* [What you will do]:
What is the number of lines below that contain the string "Akter"? Give it and nothing else.

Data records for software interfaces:
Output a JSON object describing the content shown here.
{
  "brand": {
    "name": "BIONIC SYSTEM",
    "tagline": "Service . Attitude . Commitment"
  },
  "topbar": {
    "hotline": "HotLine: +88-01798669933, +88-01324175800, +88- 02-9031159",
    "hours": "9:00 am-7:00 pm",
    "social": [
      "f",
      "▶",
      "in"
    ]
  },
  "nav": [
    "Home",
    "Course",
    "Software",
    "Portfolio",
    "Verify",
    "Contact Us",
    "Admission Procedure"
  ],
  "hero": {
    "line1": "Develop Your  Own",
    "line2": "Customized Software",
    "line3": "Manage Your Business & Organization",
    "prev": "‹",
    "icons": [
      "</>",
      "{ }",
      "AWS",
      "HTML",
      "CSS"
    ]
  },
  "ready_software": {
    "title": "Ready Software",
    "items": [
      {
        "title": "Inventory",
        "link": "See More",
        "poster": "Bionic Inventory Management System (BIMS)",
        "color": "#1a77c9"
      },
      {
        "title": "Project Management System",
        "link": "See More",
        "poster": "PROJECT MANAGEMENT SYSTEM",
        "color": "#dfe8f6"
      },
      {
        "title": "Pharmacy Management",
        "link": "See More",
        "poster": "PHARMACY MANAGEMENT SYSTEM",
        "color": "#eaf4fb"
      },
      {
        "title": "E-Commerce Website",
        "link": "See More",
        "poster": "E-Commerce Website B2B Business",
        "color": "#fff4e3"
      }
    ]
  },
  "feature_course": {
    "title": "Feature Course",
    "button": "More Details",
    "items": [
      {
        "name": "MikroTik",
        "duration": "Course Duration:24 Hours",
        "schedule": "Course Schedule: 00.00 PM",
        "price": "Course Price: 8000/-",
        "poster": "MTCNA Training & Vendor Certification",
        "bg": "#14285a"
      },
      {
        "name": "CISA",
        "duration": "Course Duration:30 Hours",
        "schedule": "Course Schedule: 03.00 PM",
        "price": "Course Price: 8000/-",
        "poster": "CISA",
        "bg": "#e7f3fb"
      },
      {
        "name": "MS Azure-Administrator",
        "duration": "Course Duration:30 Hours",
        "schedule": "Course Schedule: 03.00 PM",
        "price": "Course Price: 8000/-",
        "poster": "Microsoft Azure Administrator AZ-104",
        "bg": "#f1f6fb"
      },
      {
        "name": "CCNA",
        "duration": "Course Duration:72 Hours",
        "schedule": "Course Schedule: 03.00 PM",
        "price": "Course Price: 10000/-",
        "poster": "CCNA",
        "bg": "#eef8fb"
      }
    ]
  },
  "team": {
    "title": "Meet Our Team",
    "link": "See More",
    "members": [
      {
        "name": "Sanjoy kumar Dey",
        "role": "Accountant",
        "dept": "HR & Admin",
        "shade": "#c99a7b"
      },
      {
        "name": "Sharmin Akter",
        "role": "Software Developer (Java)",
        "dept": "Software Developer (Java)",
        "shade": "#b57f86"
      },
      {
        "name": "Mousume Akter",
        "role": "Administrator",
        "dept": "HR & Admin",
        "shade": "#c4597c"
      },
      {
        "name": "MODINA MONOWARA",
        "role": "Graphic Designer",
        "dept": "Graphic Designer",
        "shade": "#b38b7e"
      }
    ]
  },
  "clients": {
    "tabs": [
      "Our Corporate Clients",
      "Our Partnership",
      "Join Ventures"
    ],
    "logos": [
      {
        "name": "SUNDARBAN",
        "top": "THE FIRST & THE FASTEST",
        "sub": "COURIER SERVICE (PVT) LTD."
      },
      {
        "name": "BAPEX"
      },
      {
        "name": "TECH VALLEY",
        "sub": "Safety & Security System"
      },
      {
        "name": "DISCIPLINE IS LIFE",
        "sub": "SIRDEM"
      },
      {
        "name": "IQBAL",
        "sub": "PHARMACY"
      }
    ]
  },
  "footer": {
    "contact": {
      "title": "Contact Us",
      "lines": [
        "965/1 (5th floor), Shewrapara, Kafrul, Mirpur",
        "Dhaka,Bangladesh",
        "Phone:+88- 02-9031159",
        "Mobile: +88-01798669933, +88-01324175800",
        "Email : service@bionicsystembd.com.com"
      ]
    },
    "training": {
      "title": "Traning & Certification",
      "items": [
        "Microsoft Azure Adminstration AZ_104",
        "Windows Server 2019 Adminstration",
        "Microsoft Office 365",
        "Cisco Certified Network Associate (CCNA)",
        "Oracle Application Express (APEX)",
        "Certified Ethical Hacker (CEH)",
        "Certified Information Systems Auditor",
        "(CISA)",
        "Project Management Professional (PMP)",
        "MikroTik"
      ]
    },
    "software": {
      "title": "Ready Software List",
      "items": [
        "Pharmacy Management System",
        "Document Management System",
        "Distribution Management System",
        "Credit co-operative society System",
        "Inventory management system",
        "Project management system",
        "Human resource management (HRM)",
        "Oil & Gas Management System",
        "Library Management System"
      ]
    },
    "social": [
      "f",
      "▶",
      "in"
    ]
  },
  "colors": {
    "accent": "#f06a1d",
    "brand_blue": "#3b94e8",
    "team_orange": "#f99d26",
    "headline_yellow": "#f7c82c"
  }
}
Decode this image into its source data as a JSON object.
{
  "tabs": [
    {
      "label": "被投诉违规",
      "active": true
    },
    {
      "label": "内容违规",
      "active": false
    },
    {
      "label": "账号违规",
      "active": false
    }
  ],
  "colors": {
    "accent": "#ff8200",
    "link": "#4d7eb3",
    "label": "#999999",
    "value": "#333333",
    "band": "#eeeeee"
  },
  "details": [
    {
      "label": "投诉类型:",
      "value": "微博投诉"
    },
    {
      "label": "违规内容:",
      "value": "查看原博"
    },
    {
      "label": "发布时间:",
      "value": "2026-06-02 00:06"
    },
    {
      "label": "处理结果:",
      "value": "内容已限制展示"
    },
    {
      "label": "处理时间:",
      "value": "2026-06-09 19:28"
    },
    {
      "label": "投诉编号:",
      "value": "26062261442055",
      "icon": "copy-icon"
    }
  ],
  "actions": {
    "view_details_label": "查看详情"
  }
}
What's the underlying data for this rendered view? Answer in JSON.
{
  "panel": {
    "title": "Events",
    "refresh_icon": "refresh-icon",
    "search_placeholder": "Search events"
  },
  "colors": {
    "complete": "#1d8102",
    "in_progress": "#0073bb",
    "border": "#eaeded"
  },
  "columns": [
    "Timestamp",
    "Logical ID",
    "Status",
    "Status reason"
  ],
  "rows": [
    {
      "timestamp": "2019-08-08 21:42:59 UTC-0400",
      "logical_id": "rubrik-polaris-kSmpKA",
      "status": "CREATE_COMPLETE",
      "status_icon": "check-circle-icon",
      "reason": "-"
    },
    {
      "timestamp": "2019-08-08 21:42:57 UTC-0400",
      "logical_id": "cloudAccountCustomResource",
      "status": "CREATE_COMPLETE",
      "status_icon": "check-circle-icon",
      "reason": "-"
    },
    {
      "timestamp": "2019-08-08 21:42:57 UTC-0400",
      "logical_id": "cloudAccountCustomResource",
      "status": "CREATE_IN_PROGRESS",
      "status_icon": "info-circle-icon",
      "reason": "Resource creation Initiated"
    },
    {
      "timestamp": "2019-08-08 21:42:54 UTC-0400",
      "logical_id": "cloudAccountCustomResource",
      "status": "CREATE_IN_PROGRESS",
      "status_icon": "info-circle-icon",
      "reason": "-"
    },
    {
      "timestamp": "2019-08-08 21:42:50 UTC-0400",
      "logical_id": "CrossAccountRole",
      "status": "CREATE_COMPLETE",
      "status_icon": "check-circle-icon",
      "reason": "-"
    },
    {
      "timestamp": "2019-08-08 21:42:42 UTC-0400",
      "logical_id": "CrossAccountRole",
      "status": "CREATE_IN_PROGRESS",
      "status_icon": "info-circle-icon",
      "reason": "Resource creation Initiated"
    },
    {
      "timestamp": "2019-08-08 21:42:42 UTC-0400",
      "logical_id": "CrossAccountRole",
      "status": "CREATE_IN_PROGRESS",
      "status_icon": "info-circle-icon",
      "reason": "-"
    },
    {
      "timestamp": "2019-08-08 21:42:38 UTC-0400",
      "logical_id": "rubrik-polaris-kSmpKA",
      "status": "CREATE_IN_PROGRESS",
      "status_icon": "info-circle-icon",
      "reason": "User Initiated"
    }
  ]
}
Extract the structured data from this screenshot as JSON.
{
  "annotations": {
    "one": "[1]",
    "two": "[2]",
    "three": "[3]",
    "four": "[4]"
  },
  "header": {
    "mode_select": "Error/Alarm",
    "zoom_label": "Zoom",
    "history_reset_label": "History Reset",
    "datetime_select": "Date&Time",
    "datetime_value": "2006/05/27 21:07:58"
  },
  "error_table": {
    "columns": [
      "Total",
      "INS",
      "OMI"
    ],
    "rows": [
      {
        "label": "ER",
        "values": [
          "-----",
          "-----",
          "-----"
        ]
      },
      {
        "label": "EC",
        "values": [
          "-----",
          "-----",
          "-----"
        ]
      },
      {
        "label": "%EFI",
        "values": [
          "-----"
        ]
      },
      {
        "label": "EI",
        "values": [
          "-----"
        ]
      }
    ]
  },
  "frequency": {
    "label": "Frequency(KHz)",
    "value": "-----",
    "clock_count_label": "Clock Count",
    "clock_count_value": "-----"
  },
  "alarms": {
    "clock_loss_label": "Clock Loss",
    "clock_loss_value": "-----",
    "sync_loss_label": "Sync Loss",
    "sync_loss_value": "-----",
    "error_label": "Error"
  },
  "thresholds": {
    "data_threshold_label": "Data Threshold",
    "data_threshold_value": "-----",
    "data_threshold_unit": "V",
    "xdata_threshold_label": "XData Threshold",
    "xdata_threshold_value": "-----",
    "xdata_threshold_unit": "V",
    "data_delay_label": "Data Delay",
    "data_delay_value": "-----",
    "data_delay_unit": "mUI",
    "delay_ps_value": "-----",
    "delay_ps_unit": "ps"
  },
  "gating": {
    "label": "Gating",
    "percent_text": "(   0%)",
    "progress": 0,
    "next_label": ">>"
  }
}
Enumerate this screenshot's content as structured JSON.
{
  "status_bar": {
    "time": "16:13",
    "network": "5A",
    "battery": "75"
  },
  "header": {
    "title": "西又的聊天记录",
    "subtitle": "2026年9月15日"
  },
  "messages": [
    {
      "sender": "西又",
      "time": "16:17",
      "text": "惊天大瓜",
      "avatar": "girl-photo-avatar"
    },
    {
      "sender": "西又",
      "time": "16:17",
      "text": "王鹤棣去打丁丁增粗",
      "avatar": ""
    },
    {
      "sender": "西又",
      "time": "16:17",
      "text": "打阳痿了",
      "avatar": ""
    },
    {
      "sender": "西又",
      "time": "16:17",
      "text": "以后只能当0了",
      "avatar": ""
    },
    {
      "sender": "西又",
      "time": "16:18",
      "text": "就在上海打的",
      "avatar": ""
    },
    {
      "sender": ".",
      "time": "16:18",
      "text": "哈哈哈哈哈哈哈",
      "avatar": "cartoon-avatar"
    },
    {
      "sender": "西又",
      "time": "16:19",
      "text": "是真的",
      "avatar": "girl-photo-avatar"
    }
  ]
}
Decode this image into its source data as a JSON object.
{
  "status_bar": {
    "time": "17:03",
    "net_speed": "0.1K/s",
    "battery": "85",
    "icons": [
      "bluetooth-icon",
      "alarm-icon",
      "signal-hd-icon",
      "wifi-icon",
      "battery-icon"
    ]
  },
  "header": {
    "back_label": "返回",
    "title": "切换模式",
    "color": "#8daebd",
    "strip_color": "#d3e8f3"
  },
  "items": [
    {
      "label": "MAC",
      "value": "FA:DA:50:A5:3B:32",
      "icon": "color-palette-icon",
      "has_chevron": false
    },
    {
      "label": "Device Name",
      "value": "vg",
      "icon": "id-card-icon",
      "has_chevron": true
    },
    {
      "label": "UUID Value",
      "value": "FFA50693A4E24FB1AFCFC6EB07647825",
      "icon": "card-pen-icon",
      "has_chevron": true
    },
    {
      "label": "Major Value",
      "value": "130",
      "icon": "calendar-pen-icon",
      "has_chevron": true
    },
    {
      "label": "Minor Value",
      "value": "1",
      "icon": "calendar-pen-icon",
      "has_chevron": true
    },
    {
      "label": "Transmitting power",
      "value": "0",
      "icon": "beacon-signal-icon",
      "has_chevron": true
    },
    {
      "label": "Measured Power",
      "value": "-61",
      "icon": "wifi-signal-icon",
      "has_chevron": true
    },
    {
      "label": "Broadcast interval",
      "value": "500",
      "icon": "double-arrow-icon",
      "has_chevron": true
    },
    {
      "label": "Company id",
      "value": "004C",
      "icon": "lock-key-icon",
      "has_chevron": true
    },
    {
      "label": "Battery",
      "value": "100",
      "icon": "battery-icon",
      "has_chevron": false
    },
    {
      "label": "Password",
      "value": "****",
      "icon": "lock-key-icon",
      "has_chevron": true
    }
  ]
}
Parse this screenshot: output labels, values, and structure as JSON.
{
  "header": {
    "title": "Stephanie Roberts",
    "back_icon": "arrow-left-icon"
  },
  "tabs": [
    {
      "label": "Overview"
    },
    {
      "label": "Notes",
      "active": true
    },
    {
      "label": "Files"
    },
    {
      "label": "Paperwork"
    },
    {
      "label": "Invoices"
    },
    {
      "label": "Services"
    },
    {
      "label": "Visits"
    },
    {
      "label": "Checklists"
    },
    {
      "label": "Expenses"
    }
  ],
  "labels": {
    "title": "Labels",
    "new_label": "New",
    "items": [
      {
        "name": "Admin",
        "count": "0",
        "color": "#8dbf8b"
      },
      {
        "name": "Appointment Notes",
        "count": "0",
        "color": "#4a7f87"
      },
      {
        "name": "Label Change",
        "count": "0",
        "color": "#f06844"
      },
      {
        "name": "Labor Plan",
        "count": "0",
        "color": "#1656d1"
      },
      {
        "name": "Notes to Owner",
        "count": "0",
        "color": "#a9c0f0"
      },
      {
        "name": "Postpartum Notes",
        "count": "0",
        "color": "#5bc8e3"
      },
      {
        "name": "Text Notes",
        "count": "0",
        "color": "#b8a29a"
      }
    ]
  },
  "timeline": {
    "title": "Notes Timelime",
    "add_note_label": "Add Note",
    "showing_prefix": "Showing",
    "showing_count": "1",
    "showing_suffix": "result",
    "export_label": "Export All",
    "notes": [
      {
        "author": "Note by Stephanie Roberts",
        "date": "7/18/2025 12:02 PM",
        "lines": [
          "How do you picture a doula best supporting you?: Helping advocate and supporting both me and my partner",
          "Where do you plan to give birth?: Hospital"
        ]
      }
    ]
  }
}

* [Problem solution]:
2